Exercise brief: Output every record exactly, apart from its images.

[Entries from a dataset of interfaces]
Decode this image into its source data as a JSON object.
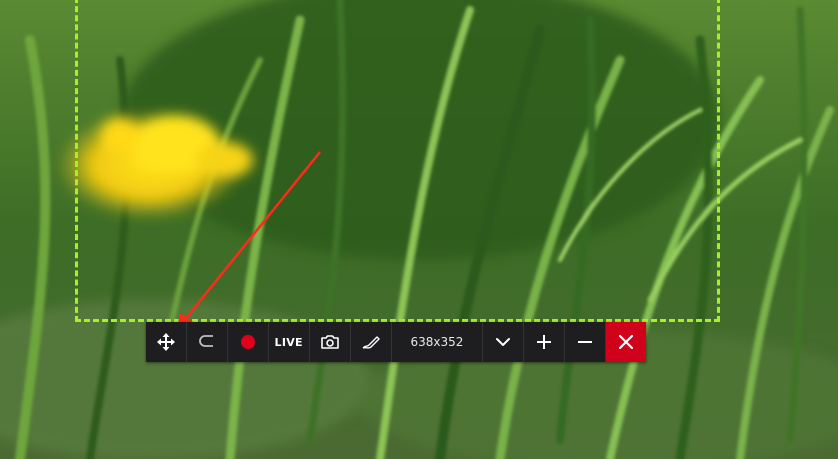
{
  "toolbar": {
    "live_label": "LIVE",
    "size_label": "638x352"
  },
  "icons": {
    "move": "move-icon",
    "lasso": "lasso-icon",
    "record": "record-icon",
    "camera": "camera-icon",
    "pen": "pen-icon",
    "chevron": "chevron-down-icon",
    "plus": "plus-icon",
    "minus": "minus-icon",
    "close": "close-icon"
  },
  "colors": {
    "selection_border": "#a8ee2a",
    "toolbar_bg": "#1e1e20",
    "record": "#e0001b",
    "close_bg": "#d0021b",
    "annotation_arrow": "#ff2a1a"
  }
}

Solution to the problem:
Decode this image into its source data as a JSON object.
{
  "toolbar": {
    "live_label": "LIVE",
    "size_label": "638x352"
  },
  "icons": {
    "move": "move-icon",
    "lasso": "lasso-icon",
    "record": "record-icon",
    "camera": "camera-icon",
    "pen": "pen-icon",
    "chevron": "chevron-down-icon",
    "plus": "plus-icon",
    "minus": "minus-icon",
    "close": "close-icon"
  },
  "colors": {
    "selection_border": "#a8ee2a",
    "toolbar_bg": "#1e1e20",
    "record": "#e0001b",
    "close_bg": "#d0021b",
    "annotation_arrow": "#ff2a1a"
  }
}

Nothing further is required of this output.